Such potentials could enable a Human Services GIS with conversion between various administrative and political areas. DSHS will begin working with the Department of Health next year on youth violence.
A follow-up discussion dealt with zipcode problems of change over time and postal splits of census tracks. Ideal least common denominator would be a statewide common cadastral base map. In the meantime, conversion routines will continue to be important. DSHS plans to update zipcodes every other year, but is still left with the larger problem of how to handle time in a GIS.
Larry Sugarbaker, Department of Natural Resources(DNR) and chairman of the National Research Council Mapping Science Committee, gave a report on Federal Activities. He reported a heightened awareness of working with state agencies to develop partnership relationships and shared 1994 plans presently in the works.
Inter-Organization Resource Information Coordinating Council (IRICC) - Group of Federal agencies developed data sets for spotted owl boundaries and forest plans. They are trying to get Washington, Oregon and Northern California to define requirements for spotted owl framework data. Natural Resources has a composite of national parks, natural resources and forest service areas. IRICC is experiencing minor shakeups. The timber industry has filed suit against the forest plan. The status of participation by non-federal agencies is uncertain and problematic if excluded.
National Research Council, Mapping Science - A report on partnerships which defined recommendations for cooperative projects.
Priority Data Report - Efforts to define framework data and set a definition that supports the nation in replacing the national mapping program.

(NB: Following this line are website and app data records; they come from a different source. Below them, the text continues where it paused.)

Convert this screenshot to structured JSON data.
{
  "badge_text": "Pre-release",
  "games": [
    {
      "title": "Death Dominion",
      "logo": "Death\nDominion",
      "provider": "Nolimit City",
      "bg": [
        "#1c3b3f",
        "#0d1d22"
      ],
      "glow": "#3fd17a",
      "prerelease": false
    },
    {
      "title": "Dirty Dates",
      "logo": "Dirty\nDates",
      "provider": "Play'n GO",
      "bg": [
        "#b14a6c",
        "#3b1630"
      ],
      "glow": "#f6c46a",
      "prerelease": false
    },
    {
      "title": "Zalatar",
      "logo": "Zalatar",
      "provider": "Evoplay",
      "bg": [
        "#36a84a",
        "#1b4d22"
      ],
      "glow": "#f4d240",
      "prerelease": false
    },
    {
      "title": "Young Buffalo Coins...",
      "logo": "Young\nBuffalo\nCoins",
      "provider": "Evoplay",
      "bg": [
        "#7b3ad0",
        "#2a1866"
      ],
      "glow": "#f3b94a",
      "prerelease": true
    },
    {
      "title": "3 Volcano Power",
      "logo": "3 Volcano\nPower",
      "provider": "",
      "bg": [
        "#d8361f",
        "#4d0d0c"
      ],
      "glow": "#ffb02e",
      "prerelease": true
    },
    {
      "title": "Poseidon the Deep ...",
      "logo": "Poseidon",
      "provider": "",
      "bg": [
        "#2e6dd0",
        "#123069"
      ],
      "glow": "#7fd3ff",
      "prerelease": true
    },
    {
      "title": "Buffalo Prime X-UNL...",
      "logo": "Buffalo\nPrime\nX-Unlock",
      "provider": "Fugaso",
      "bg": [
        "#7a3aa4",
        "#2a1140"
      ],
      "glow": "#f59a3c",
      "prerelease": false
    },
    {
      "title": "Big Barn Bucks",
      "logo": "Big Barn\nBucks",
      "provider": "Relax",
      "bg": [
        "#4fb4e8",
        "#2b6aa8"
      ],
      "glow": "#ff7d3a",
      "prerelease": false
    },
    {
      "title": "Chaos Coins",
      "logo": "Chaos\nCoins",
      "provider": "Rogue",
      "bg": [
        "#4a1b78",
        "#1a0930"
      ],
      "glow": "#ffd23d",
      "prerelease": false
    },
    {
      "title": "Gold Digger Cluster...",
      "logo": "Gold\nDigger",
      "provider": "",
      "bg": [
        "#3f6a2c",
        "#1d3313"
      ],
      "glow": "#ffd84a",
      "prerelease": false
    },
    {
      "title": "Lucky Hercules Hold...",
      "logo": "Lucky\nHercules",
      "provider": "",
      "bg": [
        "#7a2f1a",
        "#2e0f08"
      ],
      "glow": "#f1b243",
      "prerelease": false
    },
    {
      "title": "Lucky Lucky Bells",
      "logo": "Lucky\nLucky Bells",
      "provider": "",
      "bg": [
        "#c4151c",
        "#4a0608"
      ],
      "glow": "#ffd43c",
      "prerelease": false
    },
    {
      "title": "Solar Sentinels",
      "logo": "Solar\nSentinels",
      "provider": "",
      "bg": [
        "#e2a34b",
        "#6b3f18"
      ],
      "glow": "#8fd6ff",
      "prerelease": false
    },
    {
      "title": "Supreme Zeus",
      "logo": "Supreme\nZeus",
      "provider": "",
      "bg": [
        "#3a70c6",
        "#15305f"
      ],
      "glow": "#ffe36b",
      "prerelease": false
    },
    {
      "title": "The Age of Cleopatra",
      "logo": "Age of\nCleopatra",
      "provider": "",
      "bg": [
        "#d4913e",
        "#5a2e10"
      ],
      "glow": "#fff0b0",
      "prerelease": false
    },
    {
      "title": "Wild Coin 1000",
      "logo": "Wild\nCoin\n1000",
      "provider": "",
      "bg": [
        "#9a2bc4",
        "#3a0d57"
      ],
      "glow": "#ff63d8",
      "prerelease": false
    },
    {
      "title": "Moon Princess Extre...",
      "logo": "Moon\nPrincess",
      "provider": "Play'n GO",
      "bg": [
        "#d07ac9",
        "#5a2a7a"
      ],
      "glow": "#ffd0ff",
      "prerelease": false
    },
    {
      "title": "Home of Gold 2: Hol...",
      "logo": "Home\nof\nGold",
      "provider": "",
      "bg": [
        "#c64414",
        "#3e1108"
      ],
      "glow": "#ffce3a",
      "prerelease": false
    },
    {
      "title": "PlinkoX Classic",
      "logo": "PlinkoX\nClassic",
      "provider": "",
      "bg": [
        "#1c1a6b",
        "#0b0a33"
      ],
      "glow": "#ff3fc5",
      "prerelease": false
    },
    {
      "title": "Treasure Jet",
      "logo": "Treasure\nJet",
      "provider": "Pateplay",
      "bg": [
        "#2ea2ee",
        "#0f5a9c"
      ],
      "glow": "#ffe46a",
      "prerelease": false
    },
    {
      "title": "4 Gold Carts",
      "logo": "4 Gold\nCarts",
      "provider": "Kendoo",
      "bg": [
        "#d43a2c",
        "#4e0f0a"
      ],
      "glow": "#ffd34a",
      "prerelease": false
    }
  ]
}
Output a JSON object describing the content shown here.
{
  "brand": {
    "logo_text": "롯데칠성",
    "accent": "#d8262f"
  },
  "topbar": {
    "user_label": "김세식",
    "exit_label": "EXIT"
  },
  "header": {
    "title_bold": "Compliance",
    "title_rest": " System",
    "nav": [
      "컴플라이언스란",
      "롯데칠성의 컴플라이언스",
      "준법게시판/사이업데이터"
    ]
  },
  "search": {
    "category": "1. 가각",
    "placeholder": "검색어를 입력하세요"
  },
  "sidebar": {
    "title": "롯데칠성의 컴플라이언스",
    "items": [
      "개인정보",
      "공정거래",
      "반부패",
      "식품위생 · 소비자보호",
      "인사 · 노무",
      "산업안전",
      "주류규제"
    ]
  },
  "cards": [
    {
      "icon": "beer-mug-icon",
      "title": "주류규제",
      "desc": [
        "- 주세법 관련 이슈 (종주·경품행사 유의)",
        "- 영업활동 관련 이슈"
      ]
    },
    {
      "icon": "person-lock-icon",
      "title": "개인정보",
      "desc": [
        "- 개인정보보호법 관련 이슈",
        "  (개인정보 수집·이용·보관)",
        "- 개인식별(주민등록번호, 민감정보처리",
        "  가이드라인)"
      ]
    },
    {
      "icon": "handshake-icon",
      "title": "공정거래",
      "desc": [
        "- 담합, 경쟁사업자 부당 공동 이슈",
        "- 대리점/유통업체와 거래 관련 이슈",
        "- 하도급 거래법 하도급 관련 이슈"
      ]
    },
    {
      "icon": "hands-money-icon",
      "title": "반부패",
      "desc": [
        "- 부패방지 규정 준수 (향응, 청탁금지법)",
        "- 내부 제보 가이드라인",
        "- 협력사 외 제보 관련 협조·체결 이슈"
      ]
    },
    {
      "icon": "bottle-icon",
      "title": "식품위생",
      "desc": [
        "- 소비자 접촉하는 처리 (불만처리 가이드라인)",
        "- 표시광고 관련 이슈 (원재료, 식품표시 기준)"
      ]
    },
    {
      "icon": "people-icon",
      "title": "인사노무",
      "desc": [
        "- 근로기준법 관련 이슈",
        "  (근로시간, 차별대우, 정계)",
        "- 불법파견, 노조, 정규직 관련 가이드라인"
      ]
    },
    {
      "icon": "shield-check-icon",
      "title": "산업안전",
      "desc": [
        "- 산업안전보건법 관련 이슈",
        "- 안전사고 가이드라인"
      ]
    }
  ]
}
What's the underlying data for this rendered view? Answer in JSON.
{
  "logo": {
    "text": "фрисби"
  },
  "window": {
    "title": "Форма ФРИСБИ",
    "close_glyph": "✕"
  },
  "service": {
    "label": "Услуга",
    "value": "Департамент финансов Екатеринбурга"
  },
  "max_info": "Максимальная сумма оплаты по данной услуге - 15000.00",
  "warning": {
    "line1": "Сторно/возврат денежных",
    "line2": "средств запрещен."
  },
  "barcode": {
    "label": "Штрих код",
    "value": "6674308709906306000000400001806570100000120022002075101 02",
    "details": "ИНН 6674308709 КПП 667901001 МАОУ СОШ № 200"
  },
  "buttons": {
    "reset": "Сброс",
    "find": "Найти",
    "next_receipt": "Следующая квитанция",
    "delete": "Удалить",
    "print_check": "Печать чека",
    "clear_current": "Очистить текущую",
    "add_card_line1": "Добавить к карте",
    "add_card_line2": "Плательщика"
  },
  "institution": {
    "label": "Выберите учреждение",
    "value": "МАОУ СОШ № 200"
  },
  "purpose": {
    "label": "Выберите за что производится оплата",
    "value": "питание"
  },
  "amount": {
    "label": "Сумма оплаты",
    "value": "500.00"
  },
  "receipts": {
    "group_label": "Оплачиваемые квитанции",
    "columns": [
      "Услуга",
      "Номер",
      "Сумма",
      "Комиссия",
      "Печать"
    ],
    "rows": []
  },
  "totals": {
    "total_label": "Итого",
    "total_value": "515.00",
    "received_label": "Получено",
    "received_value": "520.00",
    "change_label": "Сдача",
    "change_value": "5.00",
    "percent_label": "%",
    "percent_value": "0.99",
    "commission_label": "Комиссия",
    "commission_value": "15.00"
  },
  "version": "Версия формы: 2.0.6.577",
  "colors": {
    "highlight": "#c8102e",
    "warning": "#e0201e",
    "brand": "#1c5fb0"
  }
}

Committee formed in 1990 composed of federal mapping and GIS. Involved in developing standards such as survey standards currently out for review due back June 17th, adopted on June 18th. Copy available upon request. They are trying to define what other activities will happen.
Presentation to Federal Geographic Data Committee chaired by Babbit-Prospective developing opportunities; ecosystem management, operational efficiencies, REAL need for common data, building sustaining relationships,

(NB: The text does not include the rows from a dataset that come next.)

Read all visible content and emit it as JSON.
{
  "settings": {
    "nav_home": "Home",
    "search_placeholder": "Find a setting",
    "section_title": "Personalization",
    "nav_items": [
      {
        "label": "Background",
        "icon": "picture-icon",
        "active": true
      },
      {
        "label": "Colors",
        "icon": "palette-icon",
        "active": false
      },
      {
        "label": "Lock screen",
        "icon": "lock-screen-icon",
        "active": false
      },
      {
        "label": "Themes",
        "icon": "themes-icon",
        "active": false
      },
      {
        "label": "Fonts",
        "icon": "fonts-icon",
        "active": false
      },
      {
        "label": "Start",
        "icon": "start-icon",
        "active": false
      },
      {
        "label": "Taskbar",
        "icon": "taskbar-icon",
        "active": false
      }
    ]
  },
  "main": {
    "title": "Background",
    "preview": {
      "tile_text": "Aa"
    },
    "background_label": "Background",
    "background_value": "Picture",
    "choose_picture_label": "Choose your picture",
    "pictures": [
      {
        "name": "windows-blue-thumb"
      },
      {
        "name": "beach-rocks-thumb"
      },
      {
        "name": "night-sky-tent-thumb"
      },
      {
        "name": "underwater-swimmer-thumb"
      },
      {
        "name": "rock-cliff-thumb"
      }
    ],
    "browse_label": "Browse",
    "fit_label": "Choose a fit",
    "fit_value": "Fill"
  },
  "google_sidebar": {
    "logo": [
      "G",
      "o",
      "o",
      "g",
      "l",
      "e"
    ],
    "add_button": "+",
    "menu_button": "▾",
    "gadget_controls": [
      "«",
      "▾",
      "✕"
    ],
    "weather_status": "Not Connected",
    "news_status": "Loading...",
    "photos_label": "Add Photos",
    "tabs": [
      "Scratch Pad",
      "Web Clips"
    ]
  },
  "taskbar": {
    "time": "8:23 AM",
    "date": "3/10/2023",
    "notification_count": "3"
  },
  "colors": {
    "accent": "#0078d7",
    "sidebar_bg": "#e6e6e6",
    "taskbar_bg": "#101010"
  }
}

Improvement of data quality.
Clare Donahue, Department of Information Services (DIS), reported on the status of the GIC open records initiative. DIS compiled the issues forwarded by council and compiled a summary. Liz Caldwell reviewed these summary items which had been distributed to all sites along with a copy of the current legislation. Clare asked if were any other issues. One was identified as protecting yourself from misuse of data given to others. Clare reported a preliminary meeting with the Attorney General's office. She said more in-depth discussions remain which DIS will do. She called for a special working meeting devoted to open records and centrally located in the state. Liz will make arrangements. Clare will report back with options at the October meeting.

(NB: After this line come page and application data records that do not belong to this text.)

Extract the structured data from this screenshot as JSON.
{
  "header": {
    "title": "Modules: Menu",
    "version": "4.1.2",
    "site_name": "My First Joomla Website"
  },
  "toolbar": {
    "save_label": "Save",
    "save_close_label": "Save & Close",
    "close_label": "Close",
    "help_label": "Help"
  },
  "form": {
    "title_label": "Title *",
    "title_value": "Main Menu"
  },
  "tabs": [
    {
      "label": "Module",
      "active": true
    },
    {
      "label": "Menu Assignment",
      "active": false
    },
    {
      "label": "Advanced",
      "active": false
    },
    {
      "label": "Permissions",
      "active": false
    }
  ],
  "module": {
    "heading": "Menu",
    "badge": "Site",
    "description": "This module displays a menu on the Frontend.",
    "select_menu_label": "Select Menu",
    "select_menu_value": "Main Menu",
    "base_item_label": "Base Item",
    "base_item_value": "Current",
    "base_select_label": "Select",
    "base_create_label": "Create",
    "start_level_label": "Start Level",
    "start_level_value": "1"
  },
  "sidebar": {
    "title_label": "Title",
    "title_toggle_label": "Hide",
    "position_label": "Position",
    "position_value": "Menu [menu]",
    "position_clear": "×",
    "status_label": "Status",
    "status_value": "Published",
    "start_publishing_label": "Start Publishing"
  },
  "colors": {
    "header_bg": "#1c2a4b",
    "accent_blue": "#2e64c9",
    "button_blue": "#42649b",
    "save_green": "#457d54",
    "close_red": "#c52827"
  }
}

Jim Haskett moved that nominee Steve Hillesland, County Road Administration Board (CRAB), be accepted as Chair. The vote was unanimously. Jim reminded the council that the Vice Chair and Secretary positions no longer exist.
Steve presented a plaque to Jim Haskett for his hard work as chair. Jim responded by saying that a year ago he had almost no hope, but that the GIC council has pull through and performed a terrific job. He stated a large part of this was due to Liz and Clare's efforts. His expectations now for GIC are great!
The meeting adjourned at 11:40 a.m.
For information contact the GIC Coordinator
Send E-mail to Jeff Holm
Last updated: December 19, 1995